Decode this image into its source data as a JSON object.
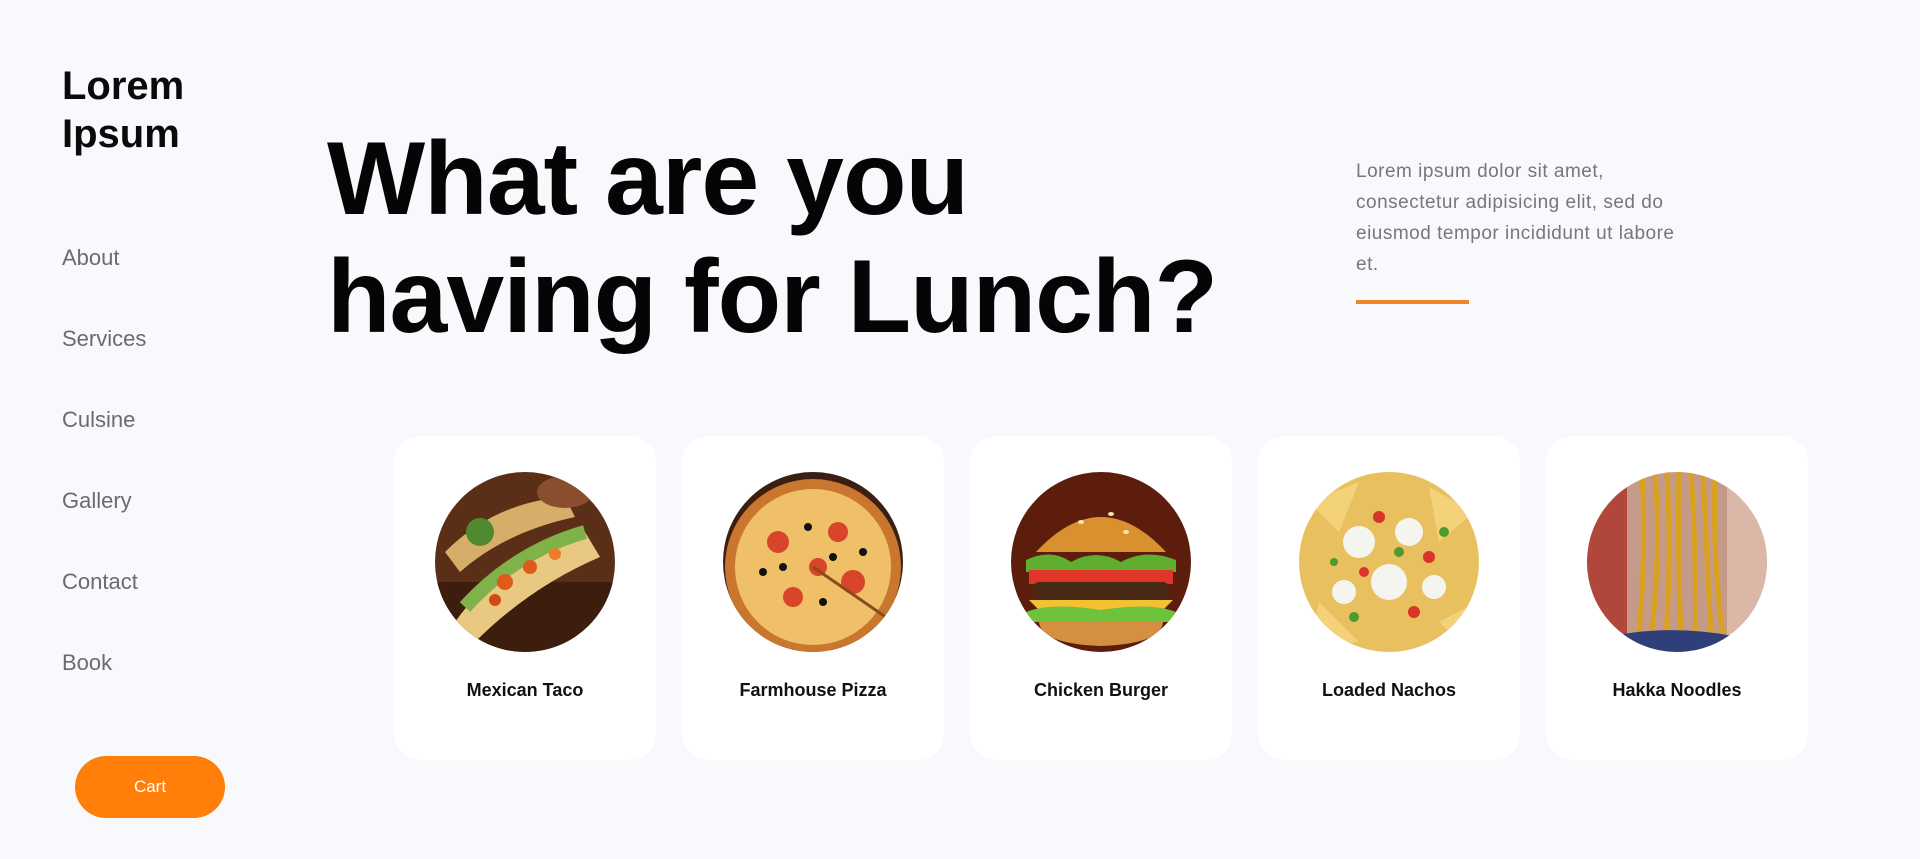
{
  "brand": {
    "logo_text": "Lorem\nIpsum"
  },
  "nav": {
    "items": [
      {
        "label": "About"
      },
      {
        "label": "Services"
      },
      {
        "label": "Culsine"
      },
      {
        "label": "Gallery"
      },
      {
        "label": "Contact"
      },
      {
        "label": "Book"
      }
    ]
  },
  "cart": {
    "label": "Cart"
  },
  "hero": {
    "headline": "What are you having for Lunch?",
    "intro": "Lorem ipsum dolor sit amet, consectetur adipisicing elit, sed do eiusmod tempor incididunt ut labore et."
  },
  "menu": {
    "items": [
      {
        "name": "Mexican Taco",
        "icon": "taco-photo"
      },
      {
        "name": "Farmhouse Pizza",
        "icon": "pizza-photo"
      },
      {
        "name": "Chicken Burger",
        "icon": "burger-photo"
      },
      {
        "name": "Loaded Nachos",
        "icon": "nachos-photo"
      },
      {
        "name": "Hakka Noodles",
        "icon": "noodles-photo"
      }
    ]
  },
  "colors": {
    "accent": "#ff7f0a",
    "background": "#f8f9fd",
    "card": "#ffffff",
    "heading": "#050505",
    "muted_text": "#777777"
  }
}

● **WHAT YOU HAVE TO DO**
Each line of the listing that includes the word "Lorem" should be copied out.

● **TASK SOLUTION**
    "logo_text": "Lorem\nIpsum"
    "intro": "Lorem ipsum dolor sit amet, consectetur adipisicing elit, sed do eiusmod tempor incididunt ut labore et."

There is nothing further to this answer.